### [WHAT IS EXPECTED]
The answer must consist of every line from the data that holds "Failure".

##### THE DATA #####

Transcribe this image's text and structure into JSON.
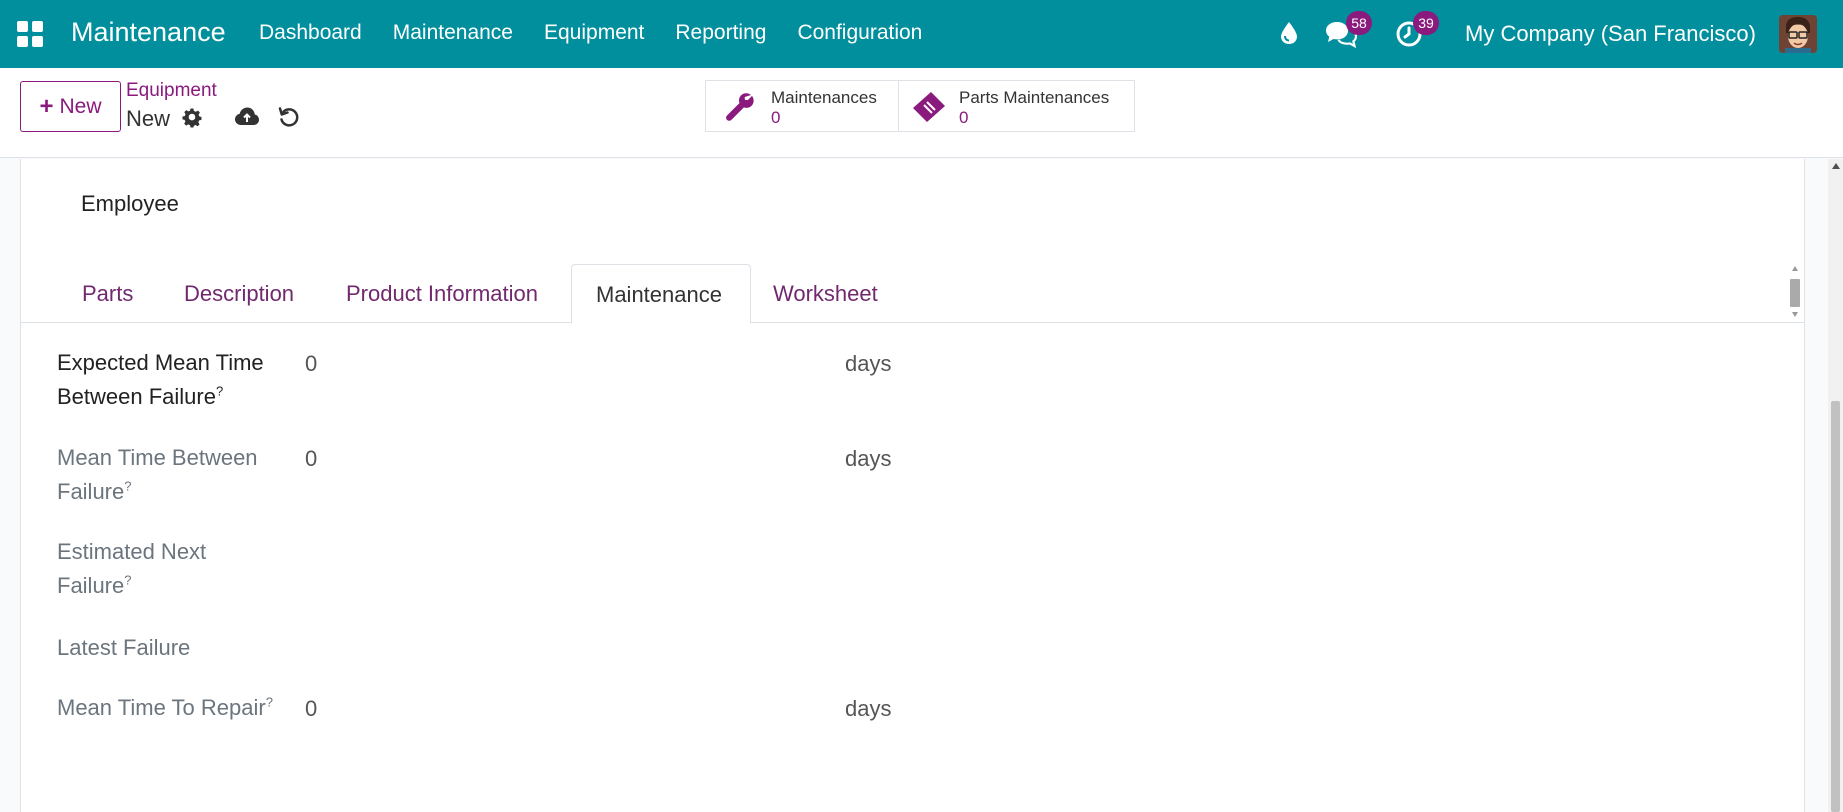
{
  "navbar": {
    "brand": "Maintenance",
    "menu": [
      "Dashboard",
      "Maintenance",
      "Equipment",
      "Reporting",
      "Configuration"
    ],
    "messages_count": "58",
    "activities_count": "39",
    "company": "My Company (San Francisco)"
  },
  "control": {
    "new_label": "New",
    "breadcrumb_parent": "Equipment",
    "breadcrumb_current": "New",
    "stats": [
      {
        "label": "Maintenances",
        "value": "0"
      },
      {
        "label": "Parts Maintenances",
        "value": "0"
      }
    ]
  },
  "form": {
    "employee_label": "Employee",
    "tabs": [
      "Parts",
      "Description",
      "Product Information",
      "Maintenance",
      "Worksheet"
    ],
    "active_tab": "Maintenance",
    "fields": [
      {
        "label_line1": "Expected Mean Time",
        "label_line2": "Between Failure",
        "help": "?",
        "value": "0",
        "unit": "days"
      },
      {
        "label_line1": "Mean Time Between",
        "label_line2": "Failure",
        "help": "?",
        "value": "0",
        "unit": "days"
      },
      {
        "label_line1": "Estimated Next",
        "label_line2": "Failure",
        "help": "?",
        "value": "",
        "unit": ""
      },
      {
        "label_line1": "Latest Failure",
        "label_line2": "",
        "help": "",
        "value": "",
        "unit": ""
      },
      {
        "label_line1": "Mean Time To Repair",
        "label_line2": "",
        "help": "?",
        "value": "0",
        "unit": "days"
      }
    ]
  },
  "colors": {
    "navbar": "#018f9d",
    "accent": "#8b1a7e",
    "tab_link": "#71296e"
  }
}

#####

### [ANSWER]
        "label_line2": "Between Failure",
        "label_line2": "Failure",
        "label_line2": "Failure",
        "label_line1": "Latest Failure",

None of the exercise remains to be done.